Mr. Fred took us back to Geographic Center. Before we could exit the jeep, he gave the girls a Collectable Grand Canyon quarter. I had such a wonderful experience, better than I could have ever imagined, and this man was just so nice, I started crying—tears of joy. The Grand Canyon had that big of an effect on me.
Sunset at the Grand view
I forgot to mention the elk we saw in the park—too many to count. We also saw a Mountain Lion crossing sign. We really wanted to see a mountain lion, from a distance, but sadly, we did not. Mr. Fred said several mountain lions are killed by vehicles each year.
Our tour ended about 5:30, and the girls and I decided we could not leave without watching the sunset.
I do not know how anyone who visits the Grand Canyon can say that there is no God. I love the beach and beach sunsets, and here I feel God’s presence, but at the Grand Canyon, one cannot deny God’s handiwork. While we watched the sunset, all I could do was praise God over and over for his amazing creation.
I am sad that we only had one day planned to visit the Grand Canyon, but I will be back for a much longer visit.
On the Road again

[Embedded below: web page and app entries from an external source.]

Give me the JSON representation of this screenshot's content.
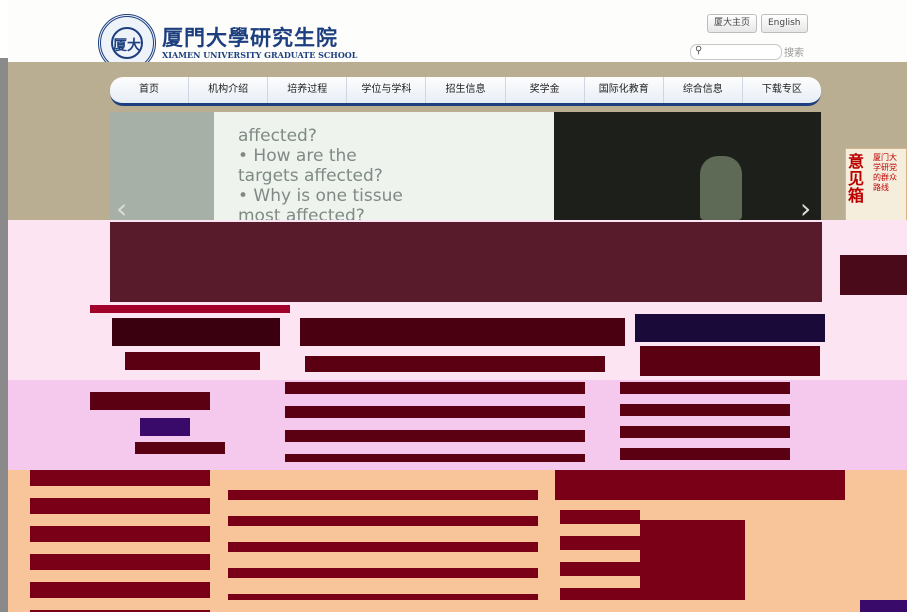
{
  "header": {
    "title_cn": "厦門大學研究生院",
    "title_en": "XIAMEN UNIVERSITY GRADUATE SCHOOL",
    "logo_glyph": "厦大",
    "links": [
      {
        "label": "厦大主页"
      },
      {
        "label": "English"
      }
    ],
    "search": {
      "placeholder": "",
      "button_label": "搜索",
      "icon": "search-icon"
    }
  },
  "nav": {
    "items": [
      {
        "label": "首页"
      },
      {
        "label": "机构介绍"
      },
      {
        "label": "培养过程"
      },
      {
        "label": "学位与学科"
      },
      {
        "label": "招生信息"
      },
      {
        "label": "奖学金"
      },
      {
        "label": "国际化教育"
      },
      {
        "label": "综合信息"
      },
      {
        "label": "下载专区"
      }
    ]
  },
  "banner": {
    "slide_lines": [
      "affected?",
      "• How are the",
      "targets affected?",
      "• Why is one tissue",
      "most affected?"
    ],
    "prev_icon": "chevron-left-icon",
    "next_icon": "chevron-right-icon"
  },
  "feedback": {
    "main_label": "意见箱",
    "side_label": "厦门大学研党的群众路线"
  },
  "colors": {
    "brand": "#1d3f7f",
    "khaki": "#b9ad92",
    "corrupt_pink": "#fce4f2",
    "corrupt_magenta": "#f5c8ee",
    "corrupt_orange": "#f8c59a",
    "corrupt_maroon": "#5a0012"
  }
}
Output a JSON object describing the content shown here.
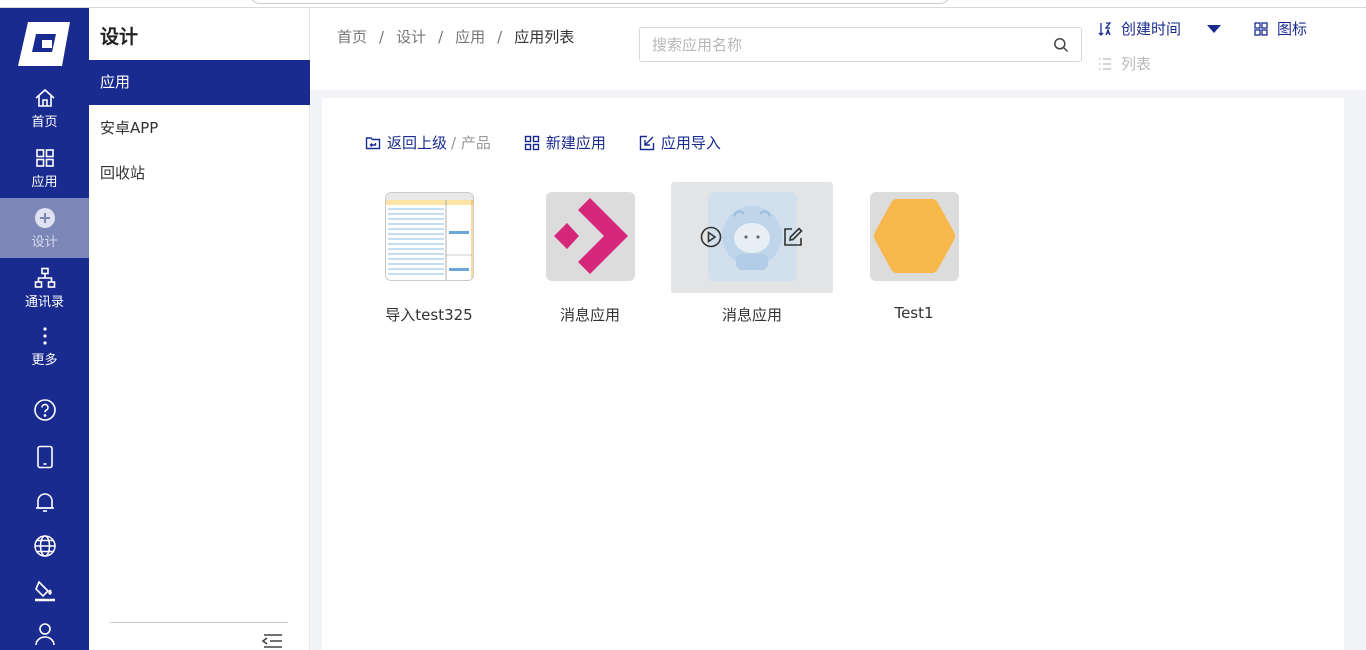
{
  "nav": {
    "items": [
      {
        "label": "首页",
        "icon": "home-icon"
      },
      {
        "label": "应用",
        "icon": "apps-grid-icon"
      },
      {
        "label": "设计",
        "icon": "plus-circle-icon"
      },
      {
        "label": "通讯录",
        "icon": "org-chart-icon"
      },
      {
        "label": "更多",
        "icon": "more-vertical-icon"
      }
    ],
    "bottom_icons": [
      "help-icon",
      "mobile-icon",
      "bell-icon",
      "globe-icon",
      "paint-bucket-icon",
      "user-icon"
    ]
  },
  "sidebar": {
    "title": "设计",
    "items": [
      {
        "label": "应用",
        "active": true
      },
      {
        "label": "安卓APP",
        "active": false
      },
      {
        "label": "回收站",
        "active": false
      }
    ]
  },
  "header": {
    "breadcrumb": [
      "首页",
      "设计",
      "应用",
      "应用列表"
    ],
    "separator": "/",
    "search_placeholder": "搜索应用名称",
    "sort_label": "创建时间",
    "view_grid_label": "图标",
    "view_list_label": "列表"
  },
  "toolbar": {
    "back_label": "返回上级",
    "back_sub": "/ 产品",
    "new_app_label": "新建应用",
    "import_label": "应用导入"
  },
  "apps": [
    {
      "name": "导入test325",
      "thumb": "table-image"
    },
    {
      "name": "消息应用",
      "thumb": "pink-diamond"
    },
    {
      "name": "消息应用",
      "thumb": "cartoon-image",
      "hover": true
    },
    {
      "name": "Test1",
      "thumb": "yellow-hexagon"
    }
  ],
  "colors": {
    "brand": "#1a2b8f",
    "pink": "#d6267b",
    "yellow": "#f8b84c"
  }
}
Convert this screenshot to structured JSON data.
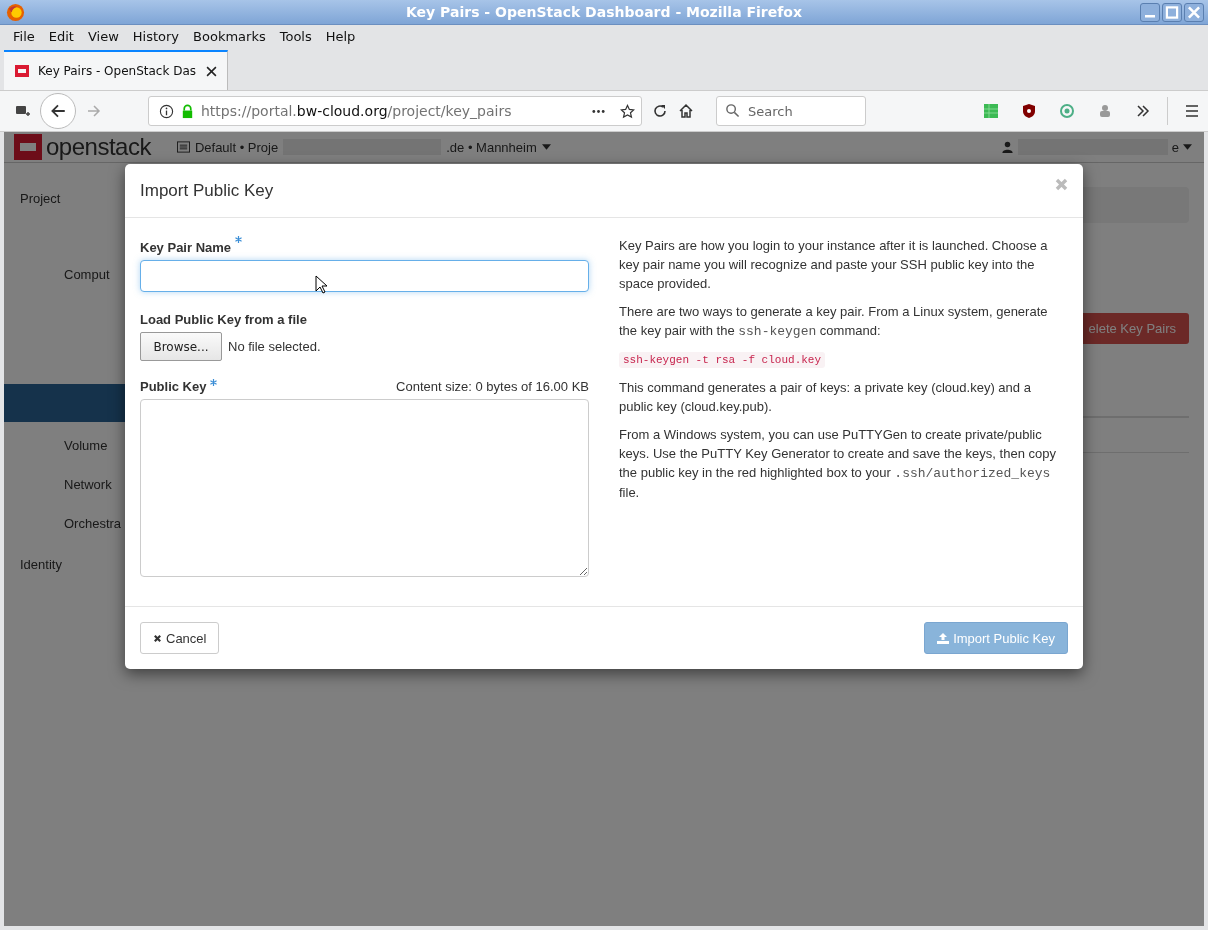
{
  "window": {
    "title": "Key Pairs - OpenStack Dashboard - Mozilla Firefox"
  },
  "menu": [
    "File",
    "Edit",
    "View",
    "History",
    "Bookmarks",
    "Tools",
    "Help"
  ],
  "tabs": [
    {
      "label": "Key Pairs - OpenStack Das",
      "selected": true
    }
  ],
  "address": {
    "prefix": "https://portal.",
    "domain": "bw-cloud.org",
    "path": "/project/key_pairs"
  },
  "search": {
    "placeholder": "Search"
  },
  "page": {
    "logo": "openstack",
    "project_prefix": "Default • Proje",
    "project_suffix": ".de • Mannheim",
    "user_suffix": "e",
    "sidebar": [
      {
        "label": "Project",
        "kind": "panel",
        "selected": false
      },
      {
        "label": "Comput",
        "kind": "group",
        "selected": false
      },
      {
        "kind": "item",
        "selected": true
      },
      {
        "label": "Volume",
        "kind": "group",
        "selected": false
      },
      {
        "label": "Network",
        "kind": "group",
        "selected": false
      },
      {
        "label": "Orchestra",
        "kind": "group",
        "selected": false
      },
      {
        "label": "Identity",
        "kind": "panel",
        "selected": false
      }
    ],
    "delete_button": "elete Key Pairs"
  },
  "modal": {
    "title": "Import Public Key",
    "name_label": "Key Pair Name",
    "name_required": true,
    "file_label": "Load Public Key from a file",
    "browse": "Browse...",
    "file_status": "No file selected.",
    "key_label": "Public Key",
    "key_required": true,
    "content_size": "Content size: 0 bytes of 16.00 KB",
    "help": [
      [
        {
          "kind": "text",
          "text": "Key Pairs are how you login to your instance after it is launched. Choose a key pair name you will recognize and paste your SSH public key into the space provided."
        }
      ],
      [
        {
          "kind": "text",
          "text": "There are two ways to generate a key pair. From a Linux system, generate the key pair with the "
        },
        {
          "kind": "code",
          "text": "ssh-keygen"
        },
        {
          "kind": "text",
          "text": " command:"
        }
      ],
      [
        {
          "kind": "block",
          "text": "ssh-keygen -t rsa -f cloud.key"
        }
      ],
      [
        {
          "kind": "text",
          "text": "This command generates a pair of keys: a private key (cloud.key) and a public key (cloud.key.pub)."
        }
      ],
      [
        {
          "kind": "text",
          "text": "From a Windows system, you can use PuTTYGen to create private/public keys. Use the PuTTY Key Generator to create and save the keys, then copy the public key in the red highlighted box to your "
        },
        {
          "kind": "code",
          "text": ".ssh/authorized_keys"
        },
        {
          "kind": "text",
          "text": " file."
        }
      ]
    ],
    "cancel": "Cancel",
    "submit": "Import Public Key",
    "submit_disabled": true
  }
}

So, we left the Grand Canyon about 8 pm and headed to Las Vegas. On the way, we watched the temperature soar to 108 degrees. Steve really wanted us to see the Hoover Dam; we drove right past it about midnight, but were unable to actually see it--and Claire was asleep.
As we came upon the city, we were overwhelmed with lights, and by the time we made it onto Las Vegas Boulevard, I was a bit disoriented. Imagine Times Square on steroids. Thanks to our good friend, Hu L., we had free accommodations at the Paris Hotel. We pulled right into the valet parking, walked right up to the front desk, got our room key and went straight to our room.
But our night was not over yet! We still had to take showers because the Grand Canyon was hot, and we were stinky! We finally fell asleep at about 1:30. If you know me at all, you know this is way past my bedtime! I wasn't sure what adventures the next day would hold for us, but with a good night's sleep I would be ready.